It’s not quite an entire embedded PC. That would still require a Microsoft-supported graphics controller, keyboard and mouse controllers, memory, disks, and other PC paraphernalia. Atom is not the key to a one-chip PC or even an especially small PC. It’s not even the only x86-compatible embedded processor you can buy (see the AMD Geode or Via Centaur chips for that). It is, instead, yet another choice in the vast 32-bit embedded-processor marketplace.
Having established its compatibility credentials, what does Atom offer on the power front? After all, unless it’s significantly less power-hungry than Intel’s “normal” x86 processors, what’s the point? The news here is good, but with qualifications. Atom is very low power – for Intel. Or more charitably, for an x86 processor.

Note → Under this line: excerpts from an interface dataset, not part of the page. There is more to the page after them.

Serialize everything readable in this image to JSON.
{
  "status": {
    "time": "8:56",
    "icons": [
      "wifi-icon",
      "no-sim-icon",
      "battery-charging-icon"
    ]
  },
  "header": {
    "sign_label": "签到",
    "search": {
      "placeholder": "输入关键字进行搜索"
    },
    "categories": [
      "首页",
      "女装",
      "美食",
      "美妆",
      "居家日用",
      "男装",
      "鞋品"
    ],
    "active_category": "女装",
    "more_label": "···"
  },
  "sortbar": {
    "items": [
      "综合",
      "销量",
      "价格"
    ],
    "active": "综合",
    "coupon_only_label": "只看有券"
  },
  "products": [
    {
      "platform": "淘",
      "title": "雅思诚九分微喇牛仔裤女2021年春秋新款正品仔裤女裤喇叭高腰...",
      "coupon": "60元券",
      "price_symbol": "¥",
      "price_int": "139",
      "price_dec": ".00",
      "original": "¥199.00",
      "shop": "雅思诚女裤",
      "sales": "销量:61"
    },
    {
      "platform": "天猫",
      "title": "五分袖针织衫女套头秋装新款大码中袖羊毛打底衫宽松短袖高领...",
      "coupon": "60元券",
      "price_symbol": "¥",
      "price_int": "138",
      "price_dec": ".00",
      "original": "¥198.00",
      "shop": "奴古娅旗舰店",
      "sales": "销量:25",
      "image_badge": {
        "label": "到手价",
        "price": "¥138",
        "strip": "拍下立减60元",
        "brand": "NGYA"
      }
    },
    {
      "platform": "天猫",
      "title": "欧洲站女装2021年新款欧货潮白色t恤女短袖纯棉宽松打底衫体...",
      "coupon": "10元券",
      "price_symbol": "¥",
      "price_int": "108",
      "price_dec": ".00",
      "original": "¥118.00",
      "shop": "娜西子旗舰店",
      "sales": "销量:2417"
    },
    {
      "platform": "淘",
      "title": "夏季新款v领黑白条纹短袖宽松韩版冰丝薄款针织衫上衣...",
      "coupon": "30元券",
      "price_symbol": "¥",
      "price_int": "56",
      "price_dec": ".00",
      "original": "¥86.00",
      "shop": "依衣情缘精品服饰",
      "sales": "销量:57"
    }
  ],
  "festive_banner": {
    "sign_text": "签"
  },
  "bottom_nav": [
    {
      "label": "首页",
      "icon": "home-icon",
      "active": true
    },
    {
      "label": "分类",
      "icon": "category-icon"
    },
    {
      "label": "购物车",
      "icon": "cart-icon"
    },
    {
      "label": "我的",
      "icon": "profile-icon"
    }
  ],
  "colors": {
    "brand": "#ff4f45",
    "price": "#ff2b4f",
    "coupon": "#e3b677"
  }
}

Compared to Intel’s own ULV (ultra low-voltage) Celeron processor for laptops, Atom consumes less than one-tenth as much electricity while doing the same kind of work. At its slowest speed, an 800-MHz Atom Z500 model runs at just 0.75 V and sips an average of just 160 mW. The fastest Atom Z540 burns just 220 mW at 1.86 GHz and 1.2 V. Worst-case numbers are 0.65 W and 2.4 W, respectively. Those numbers compare very favorably to the 8–25 W for an average ULV Celeron.
On the other hand, that’s still a lot of joules for an embedded microprocessor. There are plenty of chip makers who’d be happy to show you their 32-bit chips for a fraction of that power budget. For true low power there’s ARM, MIPS, AVR32, and a host of other processor architectures. Even Freescale’s ancient 68000-esque ColdFire family can undercut Atom. Contrary to popular belief, ARM doesn’t hold a lock on power efficiency. It doesn’t even lead the way. Truly power-conscious embedded designers owe it to themselves to keep their eyes, ears, and options open. As with so many things, the reality falls somewhat short of the hype.
Given what Intel had to work with, Atom is a terrific piece of work. Let’s face it: the x86 architecture has severe limitations. It’s inherently complex and awkward and baroque, as any x86 assembly-language programmer can tell you. It’s said there are two kinds of programmers: those who admit they hate the x86, and liars. Because of their arcane programming model, all x86 chips suffer in terms of power efficiency. It takes a lot of transistors to make the x86 what it is, and transistors require power.
They also take up space, so x86 processors are physically larger than simpler RISC processors, though that’s a trivial detail to most users in this age of deep submicron semiconductor manufacturing. Who really cares if their processor silicon measures 10 mm2 instead of 25 mm2?
RISC-ifying Atom would have certainly made it simpler and therefore saved power by reducing the transistor count, but making a chip that was “almost compatible” with other x86 processors would be a bit like being “almost pregnant.” A processor is either compatible or it’s not, and Intel felt was important to uphold the tradition of full-on compatibility with no asterisks.
So why choose an embedded x86 processor at all? Software availability. You don’t necessarily have to want to run Windows, though that makes sense for some systems. It’s more because of the infrastructure. Compilers, operating systems, middleware, and engineering talent are all easy to find. Development systems are trivial, since host PCs are plentiful and software- and hardware-development tools are there for the taking. Most programmers and engineers learned their craft on a PC; some never learn anything else.
So if x86 compatibility is attractive to you (or if it’s been mandated by Management) but you still need to avoid busting the power budget, Atom is a big leap forward in x86 power efficiency. It’s still not efficient in the larger context of other processors, but it’s less miserable than before. Like Winston Churchill’s observation about democracy: it’s the worst possible option, except for all the others.